DATASET EXCERPTS:
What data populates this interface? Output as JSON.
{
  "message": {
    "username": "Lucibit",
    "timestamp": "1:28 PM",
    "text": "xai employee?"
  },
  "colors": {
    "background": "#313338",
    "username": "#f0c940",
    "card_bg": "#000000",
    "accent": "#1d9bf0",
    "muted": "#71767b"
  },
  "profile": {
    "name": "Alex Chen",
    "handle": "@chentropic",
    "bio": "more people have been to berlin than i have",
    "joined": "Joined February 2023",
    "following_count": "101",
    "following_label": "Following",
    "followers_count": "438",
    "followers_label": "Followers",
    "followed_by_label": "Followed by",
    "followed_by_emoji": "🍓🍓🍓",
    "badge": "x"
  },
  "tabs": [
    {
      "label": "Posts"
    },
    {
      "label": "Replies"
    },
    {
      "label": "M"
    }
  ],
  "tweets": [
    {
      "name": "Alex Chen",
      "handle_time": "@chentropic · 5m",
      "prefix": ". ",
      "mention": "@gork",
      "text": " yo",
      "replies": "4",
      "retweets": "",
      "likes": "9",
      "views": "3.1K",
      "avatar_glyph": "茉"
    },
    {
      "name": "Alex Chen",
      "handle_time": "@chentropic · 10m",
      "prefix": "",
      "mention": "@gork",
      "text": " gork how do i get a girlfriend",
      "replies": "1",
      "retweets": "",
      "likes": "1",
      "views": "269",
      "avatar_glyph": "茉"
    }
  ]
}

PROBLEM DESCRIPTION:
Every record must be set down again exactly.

SOLVED PROBLEM:
What data populates this interface? Output as JSON.
{
  "message": {
    "username": "Lucibit",
    "timestamp": "1:28 PM",
    "text": "xai employee?"
  },
  "colors": {
    "background": "#313338",
    "username": "#f0c940",
    "card_bg": "#000000",
    "accent": "#1d9bf0",
    "muted": "#71767b"
  },
  "profile": {
    "name": "Alex Chen",
    "handle": "@chentropic",
    "bio": "more people have been to berlin than i have",
    "joined": "Joined February 2023",
    "following_count": "101",
    "following_label": "Following",
    "followers_count": "438",
    "followers_label": "Followers",
    "followed_by_label": "Followed by",
    "followed_by_emoji": "🍓🍓🍓",
    "badge": "x"
  },
  "tabs": [
    {
      "label": "Posts"
    },
    {
      "label": "Replies"
    },
    {
      "label": "M"
    }
  ],
  "tweets": [
    {
      "name": "Alex Chen",
      "handle_time": "@chentropic · 5m",
      "prefix": ". ",
      "mention": "@gork",
      "text": " yo",
      "replies": "4",
      "retweets": "",
      "likes": "9",
      "views": "3.1K",
      "avatar_glyph": "茉"
    },
    {
      "name": "Alex Chen",
      "handle_time": "@chentropic · 10m",
      "prefix": "",
      "mention": "@gork",
      "text": " gork how do i get a girlfriend",
      "replies": "1",
      "retweets": "",
      "likes": "1",
      "views": "269",
      "avatar_glyph": "茉"
    }
  ]
}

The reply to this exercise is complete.